+++ Dataset records

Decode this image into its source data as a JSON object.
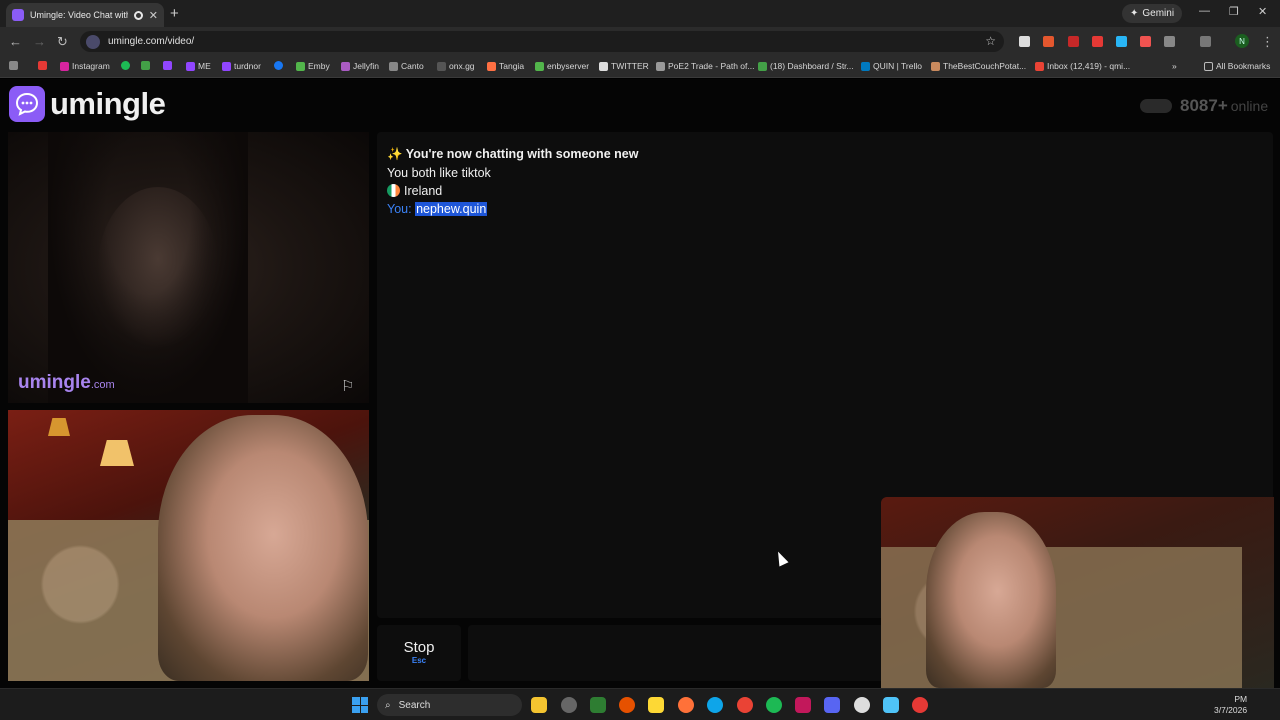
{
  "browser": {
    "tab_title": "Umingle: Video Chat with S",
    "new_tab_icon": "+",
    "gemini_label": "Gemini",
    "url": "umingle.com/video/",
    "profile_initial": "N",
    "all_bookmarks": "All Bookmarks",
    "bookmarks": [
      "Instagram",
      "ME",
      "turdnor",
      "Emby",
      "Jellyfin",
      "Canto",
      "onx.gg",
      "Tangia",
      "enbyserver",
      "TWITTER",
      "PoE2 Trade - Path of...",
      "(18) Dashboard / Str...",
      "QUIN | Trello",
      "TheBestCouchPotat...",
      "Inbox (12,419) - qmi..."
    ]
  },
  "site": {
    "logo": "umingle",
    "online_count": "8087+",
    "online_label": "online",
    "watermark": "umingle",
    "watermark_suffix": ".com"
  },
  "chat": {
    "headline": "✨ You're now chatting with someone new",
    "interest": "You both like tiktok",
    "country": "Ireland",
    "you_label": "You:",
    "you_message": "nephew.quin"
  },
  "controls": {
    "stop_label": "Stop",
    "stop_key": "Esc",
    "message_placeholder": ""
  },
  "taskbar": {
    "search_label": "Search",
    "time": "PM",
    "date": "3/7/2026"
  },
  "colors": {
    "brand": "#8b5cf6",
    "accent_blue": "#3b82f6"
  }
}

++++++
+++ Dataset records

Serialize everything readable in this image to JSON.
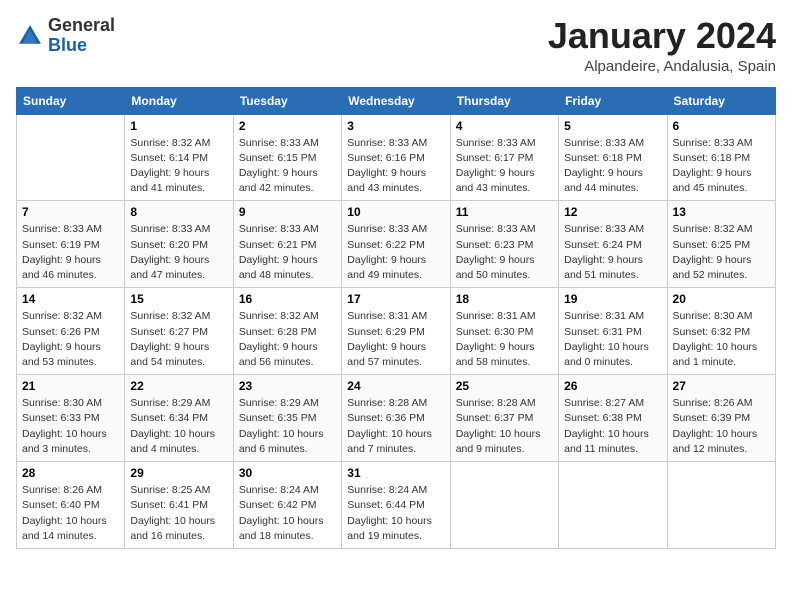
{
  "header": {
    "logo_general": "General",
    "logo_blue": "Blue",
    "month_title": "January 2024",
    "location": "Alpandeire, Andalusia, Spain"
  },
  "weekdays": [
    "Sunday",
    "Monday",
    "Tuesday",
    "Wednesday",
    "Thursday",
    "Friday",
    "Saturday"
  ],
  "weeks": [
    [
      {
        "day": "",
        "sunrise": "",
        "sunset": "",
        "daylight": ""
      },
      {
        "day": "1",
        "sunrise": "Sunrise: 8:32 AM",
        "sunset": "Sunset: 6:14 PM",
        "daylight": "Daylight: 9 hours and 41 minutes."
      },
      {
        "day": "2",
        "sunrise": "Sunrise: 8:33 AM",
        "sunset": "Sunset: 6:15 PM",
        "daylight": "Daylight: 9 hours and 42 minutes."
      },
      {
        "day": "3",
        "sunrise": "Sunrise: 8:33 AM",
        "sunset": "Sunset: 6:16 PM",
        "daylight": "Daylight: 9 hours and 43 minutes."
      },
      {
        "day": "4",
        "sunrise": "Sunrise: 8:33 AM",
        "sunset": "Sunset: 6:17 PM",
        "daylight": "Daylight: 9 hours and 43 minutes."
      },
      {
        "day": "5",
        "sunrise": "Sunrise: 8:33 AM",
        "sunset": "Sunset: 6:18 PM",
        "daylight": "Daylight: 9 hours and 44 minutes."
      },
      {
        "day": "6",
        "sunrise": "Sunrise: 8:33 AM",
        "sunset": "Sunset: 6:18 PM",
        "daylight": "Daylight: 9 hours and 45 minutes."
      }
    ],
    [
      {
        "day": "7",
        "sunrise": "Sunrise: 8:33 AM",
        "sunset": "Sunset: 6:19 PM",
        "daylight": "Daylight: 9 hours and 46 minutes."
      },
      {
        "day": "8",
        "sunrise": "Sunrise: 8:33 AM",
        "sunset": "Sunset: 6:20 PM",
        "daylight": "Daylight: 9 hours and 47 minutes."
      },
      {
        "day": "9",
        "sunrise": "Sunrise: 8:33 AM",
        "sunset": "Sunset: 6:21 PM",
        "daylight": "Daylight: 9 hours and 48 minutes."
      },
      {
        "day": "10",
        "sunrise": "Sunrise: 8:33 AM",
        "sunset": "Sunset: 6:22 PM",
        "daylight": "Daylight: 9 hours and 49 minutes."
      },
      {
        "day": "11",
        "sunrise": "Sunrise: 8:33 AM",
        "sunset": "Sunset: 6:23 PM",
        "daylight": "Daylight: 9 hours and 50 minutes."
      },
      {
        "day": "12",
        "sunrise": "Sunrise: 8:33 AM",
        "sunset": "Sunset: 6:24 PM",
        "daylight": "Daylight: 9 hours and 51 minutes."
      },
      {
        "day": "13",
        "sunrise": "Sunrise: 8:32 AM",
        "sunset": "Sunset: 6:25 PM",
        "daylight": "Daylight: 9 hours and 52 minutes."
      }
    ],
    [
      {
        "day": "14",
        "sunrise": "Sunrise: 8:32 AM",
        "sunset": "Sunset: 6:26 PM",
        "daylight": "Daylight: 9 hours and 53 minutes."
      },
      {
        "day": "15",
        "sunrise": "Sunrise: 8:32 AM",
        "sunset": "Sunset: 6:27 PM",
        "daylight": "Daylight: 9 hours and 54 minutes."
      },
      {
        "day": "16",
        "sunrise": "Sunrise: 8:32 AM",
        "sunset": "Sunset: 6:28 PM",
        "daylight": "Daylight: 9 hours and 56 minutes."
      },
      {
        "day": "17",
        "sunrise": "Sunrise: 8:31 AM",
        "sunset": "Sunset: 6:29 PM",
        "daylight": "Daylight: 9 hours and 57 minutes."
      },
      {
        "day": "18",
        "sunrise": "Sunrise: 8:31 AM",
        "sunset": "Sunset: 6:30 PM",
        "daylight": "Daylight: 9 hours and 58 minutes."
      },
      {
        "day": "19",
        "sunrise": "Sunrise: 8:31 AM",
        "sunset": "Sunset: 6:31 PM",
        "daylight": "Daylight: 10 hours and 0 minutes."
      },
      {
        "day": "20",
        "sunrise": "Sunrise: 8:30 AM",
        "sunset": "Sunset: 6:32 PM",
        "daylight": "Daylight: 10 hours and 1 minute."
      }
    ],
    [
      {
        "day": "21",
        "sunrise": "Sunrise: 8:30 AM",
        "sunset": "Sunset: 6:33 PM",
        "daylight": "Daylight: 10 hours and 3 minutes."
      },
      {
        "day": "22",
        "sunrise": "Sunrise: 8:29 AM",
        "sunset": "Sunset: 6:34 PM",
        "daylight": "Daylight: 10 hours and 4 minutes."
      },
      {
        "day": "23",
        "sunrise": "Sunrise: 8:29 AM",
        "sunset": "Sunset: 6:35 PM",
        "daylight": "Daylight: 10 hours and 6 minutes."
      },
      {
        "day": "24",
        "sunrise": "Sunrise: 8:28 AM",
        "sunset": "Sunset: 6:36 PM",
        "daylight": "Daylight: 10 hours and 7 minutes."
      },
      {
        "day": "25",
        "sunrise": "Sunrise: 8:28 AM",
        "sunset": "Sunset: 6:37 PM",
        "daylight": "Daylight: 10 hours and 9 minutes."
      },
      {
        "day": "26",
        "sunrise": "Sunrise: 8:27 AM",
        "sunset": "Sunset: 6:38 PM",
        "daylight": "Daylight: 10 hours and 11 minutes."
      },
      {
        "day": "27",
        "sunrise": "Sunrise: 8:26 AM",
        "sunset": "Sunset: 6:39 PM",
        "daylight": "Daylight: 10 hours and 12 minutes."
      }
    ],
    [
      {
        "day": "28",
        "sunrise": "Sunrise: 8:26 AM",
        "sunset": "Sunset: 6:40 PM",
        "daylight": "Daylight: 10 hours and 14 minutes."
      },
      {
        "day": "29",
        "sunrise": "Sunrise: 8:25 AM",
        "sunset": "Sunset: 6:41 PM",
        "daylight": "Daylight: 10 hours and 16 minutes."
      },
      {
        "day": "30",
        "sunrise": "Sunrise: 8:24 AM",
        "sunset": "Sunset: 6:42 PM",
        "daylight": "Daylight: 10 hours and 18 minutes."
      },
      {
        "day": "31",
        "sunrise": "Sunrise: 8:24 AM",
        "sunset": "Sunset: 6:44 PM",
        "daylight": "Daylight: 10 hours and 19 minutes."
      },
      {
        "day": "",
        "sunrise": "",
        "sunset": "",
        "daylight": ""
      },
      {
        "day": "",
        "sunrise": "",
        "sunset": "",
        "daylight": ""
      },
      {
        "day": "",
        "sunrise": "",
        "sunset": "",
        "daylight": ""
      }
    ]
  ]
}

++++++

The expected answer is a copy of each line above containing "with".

    "tab_title": "Umingle: Video Chat with S",
    "headline": "✨ You're now chatting with someone new",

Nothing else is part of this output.